Task to carry out
The lines to copy from the listing below are those that contain the string "title".

=== Section Start ===

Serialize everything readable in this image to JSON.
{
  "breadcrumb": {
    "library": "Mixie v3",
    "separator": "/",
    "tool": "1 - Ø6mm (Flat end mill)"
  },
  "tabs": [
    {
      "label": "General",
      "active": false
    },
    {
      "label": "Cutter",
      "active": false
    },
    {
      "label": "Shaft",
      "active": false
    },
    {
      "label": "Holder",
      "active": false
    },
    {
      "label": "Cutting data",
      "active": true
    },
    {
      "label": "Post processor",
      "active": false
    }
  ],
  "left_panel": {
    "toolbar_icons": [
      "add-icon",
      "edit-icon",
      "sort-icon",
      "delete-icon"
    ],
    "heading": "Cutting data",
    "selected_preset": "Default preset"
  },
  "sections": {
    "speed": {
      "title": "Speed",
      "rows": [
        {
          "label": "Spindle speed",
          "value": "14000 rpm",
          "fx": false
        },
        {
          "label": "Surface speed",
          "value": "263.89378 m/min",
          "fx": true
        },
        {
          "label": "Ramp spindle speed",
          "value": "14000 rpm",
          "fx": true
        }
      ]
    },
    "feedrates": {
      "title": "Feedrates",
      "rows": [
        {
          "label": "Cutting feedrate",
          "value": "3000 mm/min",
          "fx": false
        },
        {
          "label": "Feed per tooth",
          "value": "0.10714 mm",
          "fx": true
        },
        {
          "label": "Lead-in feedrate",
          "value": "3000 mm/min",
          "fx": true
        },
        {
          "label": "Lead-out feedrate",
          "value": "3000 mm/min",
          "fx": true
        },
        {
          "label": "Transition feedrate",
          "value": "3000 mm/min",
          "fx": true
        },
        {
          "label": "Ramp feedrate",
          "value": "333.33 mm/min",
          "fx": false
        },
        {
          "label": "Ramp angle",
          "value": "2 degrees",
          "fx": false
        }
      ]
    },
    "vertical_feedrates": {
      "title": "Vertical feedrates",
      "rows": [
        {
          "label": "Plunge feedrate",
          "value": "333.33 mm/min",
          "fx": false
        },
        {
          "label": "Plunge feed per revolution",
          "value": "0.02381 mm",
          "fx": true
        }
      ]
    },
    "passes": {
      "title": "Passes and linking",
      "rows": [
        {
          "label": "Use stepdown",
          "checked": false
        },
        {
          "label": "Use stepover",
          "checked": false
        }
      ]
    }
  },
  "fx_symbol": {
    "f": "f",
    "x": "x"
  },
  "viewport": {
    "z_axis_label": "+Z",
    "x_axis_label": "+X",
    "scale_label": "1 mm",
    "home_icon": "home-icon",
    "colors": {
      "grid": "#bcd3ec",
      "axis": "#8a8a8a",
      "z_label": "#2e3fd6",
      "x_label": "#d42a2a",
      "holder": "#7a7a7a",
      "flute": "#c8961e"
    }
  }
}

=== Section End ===

Finished task
      "title": "Speed",
      "title": "Feedrates",
      "title": "Vertical feedrates",
      "title": "Passes and linking",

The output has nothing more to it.